If Willner [The Field] doesn’t hit at least some of your pleasure centers, well, forget your ears — your nerve endings might actually be dead.
There are other German electronic artists making names for themselves in the current music scene. German born Hendrik Weber, or Pantha du Prince, is also making waves this year. He was awarded the illustrious title of “Best New Music” by Pitchfork for his album released earlier this year titled, Black Noise.
If you open your ears to the electronic music that is being made today, you will find that it is not just Techno music as you may have previously thought. In today’s electronic scene, you will find that their are many artists making incredibly engaging music that is just as creative and worthy of praise as any band doing things in the traditional format (a few people on stage with instruments.) If you’re still not convinced that electronic music is more than just thumping beats and strobe lights, go home and check out your music collection. Do you have any Folk music? Some electronic artists, such as Barbara Morgenstern (pictured) have been looking to Folk music for inspiration and are creating more serious sounding Folksy electronic music.

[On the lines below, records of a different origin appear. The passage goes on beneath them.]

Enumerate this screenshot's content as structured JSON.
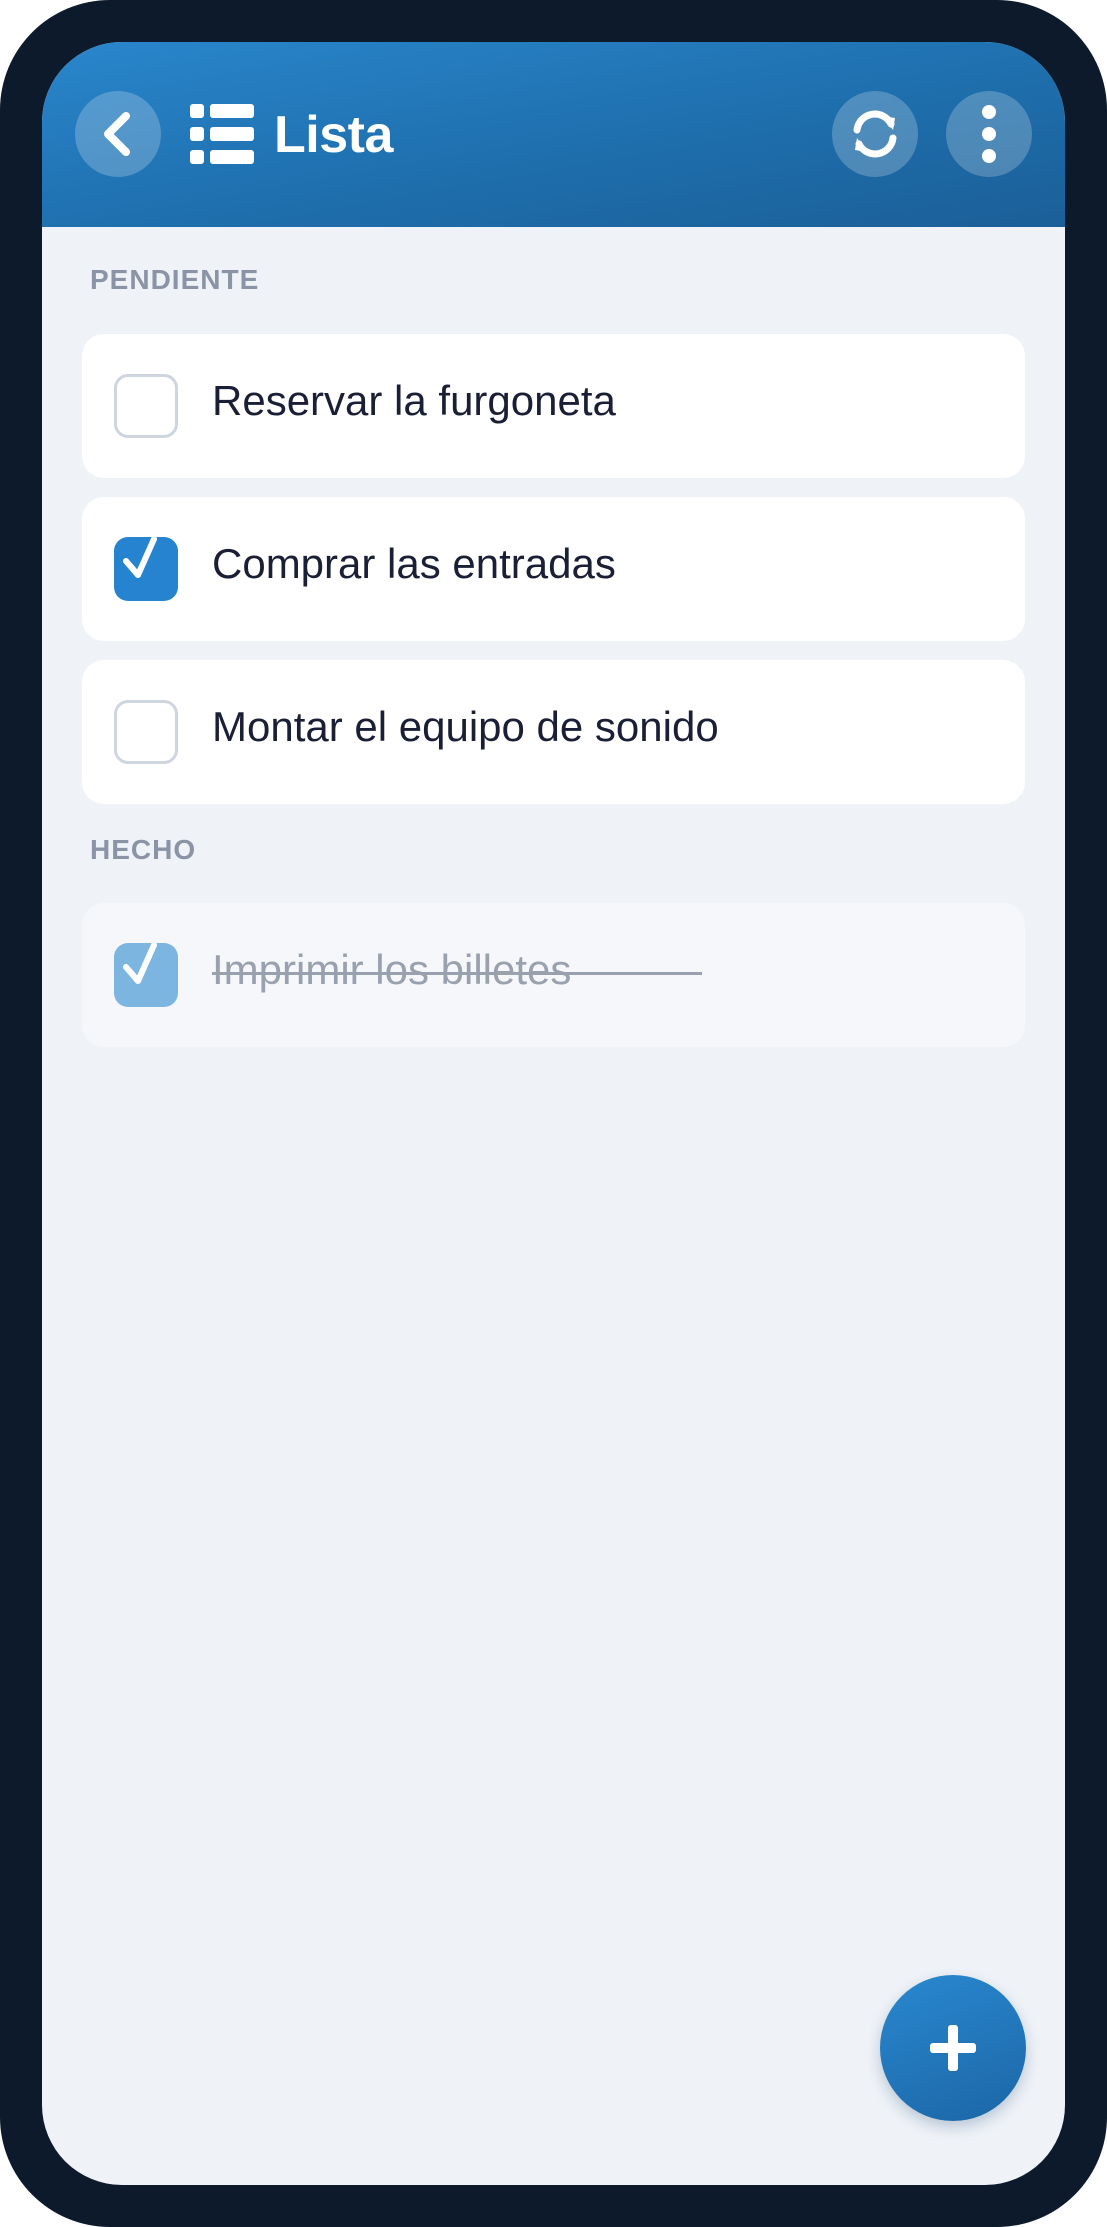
{
  "appbar": {
    "title": "Lista",
    "back_icon": "chevron-left-icon",
    "title_icon": "list-icon",
    "sync_icon": "sync-icon",
    "more_icon": "more-vertical-icon"
  },
  "sections": {
    "pending_label": "PENDIENTE",
    "done_label": "HECHO"
  },
  "pending_items": [
    {
      "label": "Reservar la furgoneta",
      "checked": false
    },
    {
      "label": "Comprar las entradas",
      "checked": true
    },
    {
      "label": "Montar el equipo de sonido",
      "checked": false
    }
  ],
  "done_items": [
    {
      "label": "Imprimir los billetes",
      "checked": true
    }
  ],
  "fab": {
    "icon": "plus-icon"
  },
  "colors": {
    "accent": "#2683cf",
    "appbar": "#1e6fad",
    "background": "#eff2f7",
    "section_label": "#8a94a6",
    "text": "#1a1f36",
    "muted": "#99a1ae"
  }
}
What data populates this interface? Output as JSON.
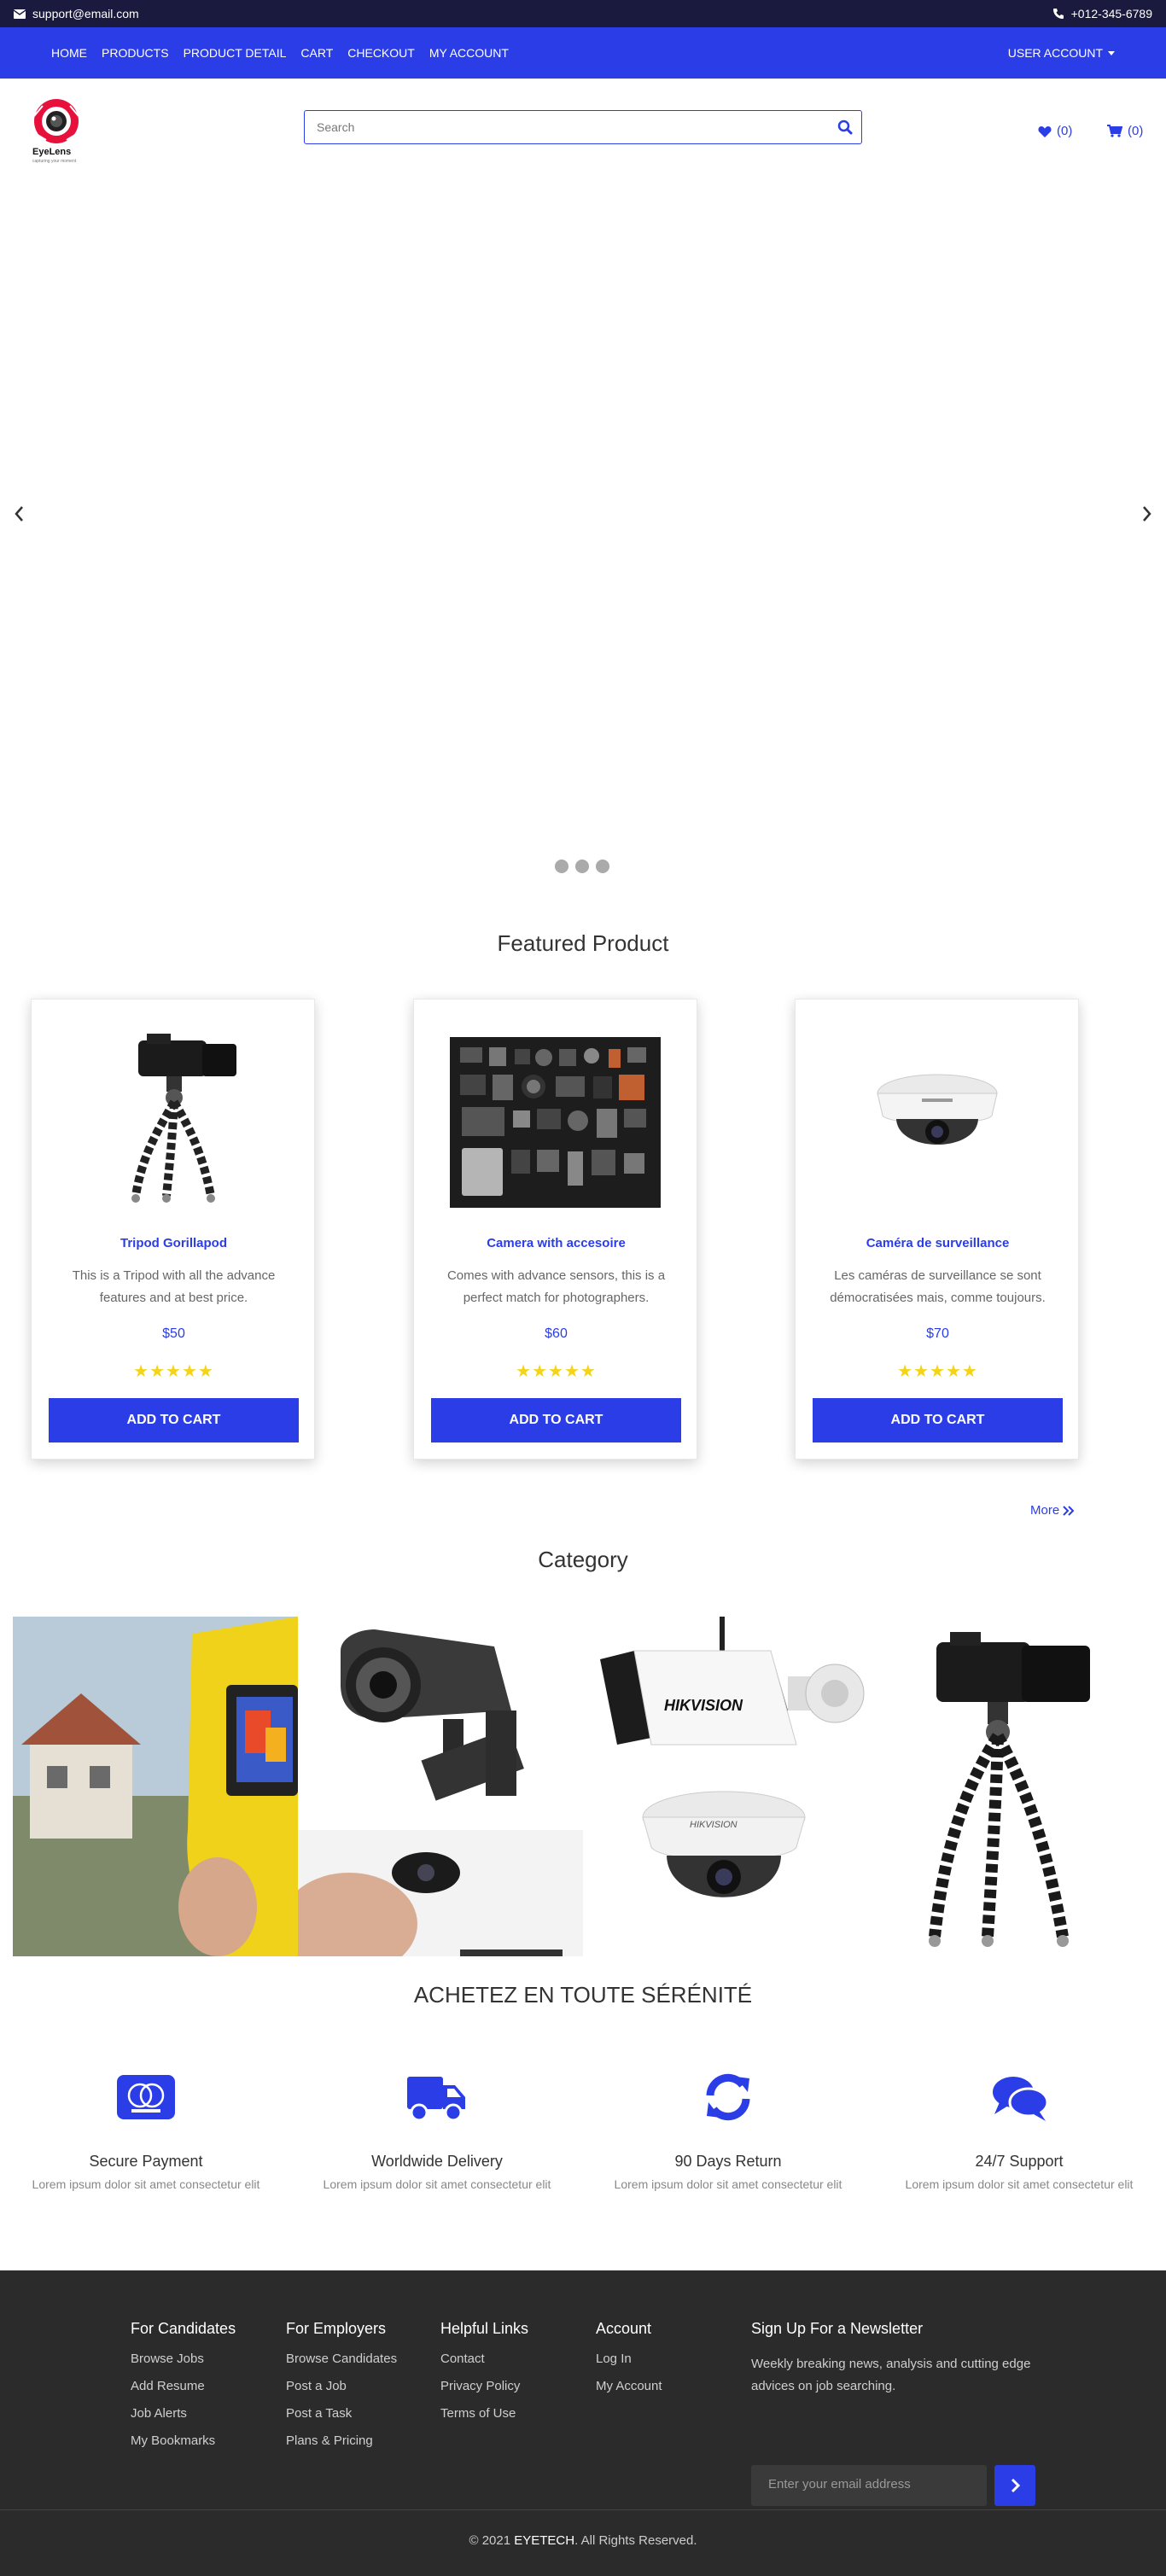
{
  "topbar": {
    "email": "support@email.com",
    "phone": "+012-345-6789"
  },
  "nav": {
    "links": [
      "HOME",
      "PRODUCTS",
      "PRODUCT DETAIL",
      "CART",
      "CHECKOUT",
      "MY ACCOUNT"
    ],
    "user_account": "USER ACCOUNT"
  },
  "brand": {
    "name": "EyeLens",
    "tagline": "capturing your moment"
  },
  "search": {
    "placeholder": "Search"
  },
  "header_counts": {
    "wishlist": "(0)",
    "cart": "(0)"
  },
  "featured": {
    "title": "Featured Product",
    "products": [
      {
        "name": "Tripod Gorillapod",
        "desc": "This is a Tripod with all the advance features and at best price.",
        "price": "$50",
        "stars": "★★★★★",
        "button": "ADD TO CART"
      },
      {
        "name": "Camera with accesoire",
        "desc": "Comes with advance sensors, this is a perfect match for photographers.",
        "price": "$60",
        "stars": "★★★★★",
        "button": "ADD TO CART"
      },
      {
        "name": "Caméra de surveillance",
        "desc": "Les caméras de surveillance se sont démocratisées mais, comme toujours.",
        "price": "$70",
        "stars": "★★★★★",
        "button": "ADD TO CART"
      }
    ],
    "more": "More"
  },
  "category": {
    "title": "Category"
  },
  "features": {
    "title": "ACHETEZ EN TOUTE SÉRÉNITÉ",
    "items": [
      {
        "title": "Secure Payment",
        "desc": "Lorem ipsum dolor sit amet consectetur elit",
        "icon": "mastercard-icon"
      },
      {
        "title": "Worldwide Delivery",
        "desc": "Lorem ipsum dolor sit amet consectetur elit",
        "icon": "truck-icon"
      },
      {
        "title": "90 Days Return",
        "desc": "Lorem ipsum dolor sit amet consectetur elit",
        "icon": "refresh-icon"
      },
      {
        "title": "24/7 Support",
        "desc": "Lorem ipsum dolor sit amet consectetur elit",
        "icon": "chat-icon"
      }
    ]
  },
  "footer": {
    "columns": [
      {
        "title": "For Candidates",
        "links": [
          "Browse Jobs",
          "Add Resume",
          "Job Alerts",
          "My Bookmarks"
        ]
      },
      {
        "title": "For Employers",
        "links": [
          "Browse Candidates",
          "Post a Job",
          "Post a Task",
          "Plans & Pricing"
        ]
      },
      {
        "title": "Helpful Links",
        "links": [
          "Contact",
          "Privacy Policy",
          "Terms of Use"
        ]
      },
      {
        "title": "Account",
        "links": [
          "Log In",
          "My Account"
        ]
      }
    ],
    "newsletter": {
      "title": "Sign Up For a Newsletter",
      "text": "Weekly breaking news, analysis and cutting edge advices on job searching.",
      "placeholder": "Enter your email address"
    },
    "copyright_prefix": "© 2021",
    "copyright_brand": "EYETECH",
    "copyright_suffix": ". All Rights Reserved."
  },
  "colors": {
    "primary": "#2b3de6",
    "topbar": "#1a1a3e",
    "footer": "#2b2b2b",
    "star": "#f5d316"
  }
}
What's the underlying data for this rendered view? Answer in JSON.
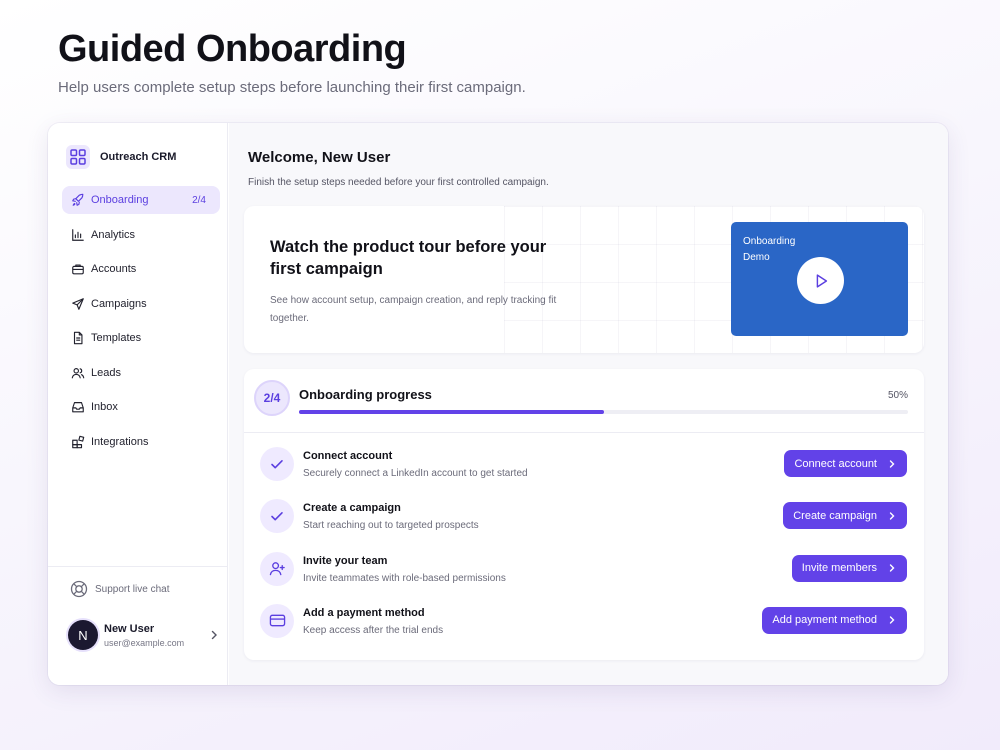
{
  "hero": {
    "title": "Guided Onboarding",
    "subtitle": "Help users complete setup steps before launching their first campaign."
  },
  "colors": {
    "accent": "#6242e8",
    "accent_soft": "#ece7fd",
    "video_bg": "#2a66c6"
  },
  "sidebar": {
    "brand": {
      "name": "Outreach CRM",
      "icon": "grid-icon"
    },
    "items": [
      {
        "label": "Onboarding",
        "icon": "rocket-icon",
        "badge": "2/4",
        "active": true
      },
      {
        "label": "Analytics",
        "icon": "bar-chart-icon"
      },
      {
        "label": "Accounts",
        "icon": "briefcase-icon"
      },
      {
        "label": "Campaigns",
        "icon": "send-icon"
      },
      {
        "label": "Templates",
        "icon": "document-icon"
      },
      {
        "label": "Leads",
        "icon": "users-icon"
      },
      {
        "label": "Inbox",
        "icon": "inbox-icon"
      },
      {
        "label": "Integrations",
        "icon": "puzzle-icon"
      }
    ],
    "support": {
      "label": "Support live chat",
      "icon": "lifebuoy-icon"
    },
    "user": {
      "initial": "N",
      "name": "New User",
      "email": "user@example.com"
    }
  },
  "main": {
    "welcome_title": "Welcome, New User",
    "welcome_subtitle": "Finish the setup steps needed before your first controlled campaign.",
    "tour": {
      "title": "Watch the product tour before your first campaign",
      "description": "See how account setup, campaign creation, and reply tracking fit together.",
      "video_label": "Onboarding Demo"
    },
    "progress": {
      "badge": "2/4",
      "title": "Onboarding progress",
      "percent_label": "50%",
      "fraction": 0.5
    },
    "steps": [
      {
        "title": "Connect account",
        "description": "Securely connect a LinkedIn account to get started",
        "button": "Connect account",
        "icon": "check-icon",
        "done": true
      },
      {
        "title": "Create a campaign",
        "description": "Start reaching out to targeted prospects",
        "button": "Create campaign",
        "icon": "check-icon",
        "done": true
      },
      {
        "title": "Invite your team",
        "description": "Invite teammates with role-based permissions",
        "button": "Invite members",
        "icon": "user-plus-icon",
        "done": false
      },
      {
        "title": "Add a payment method",
        "description": "Keep access after the trial ends",
        "button": "Add payment method",
        "icon": "credit-card-icon",
        "done": false
      }
    ]
  }
}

With Kompakt’s new online-only record store up and running, connoisseurs of electronic music should be keeping an open ear for any new sounds that they can wrap their senses around. What may turn out to be most the exciting news for fans of experimental electronic music is the announcement that Kompakt will be releasing an extremely limited single from Panda Bear, one of the founding members of Animal Collective. This is considerable news for Kompakt, since other limited singles from Panda Bear have already been released and have very quickly become high-priced collectors items.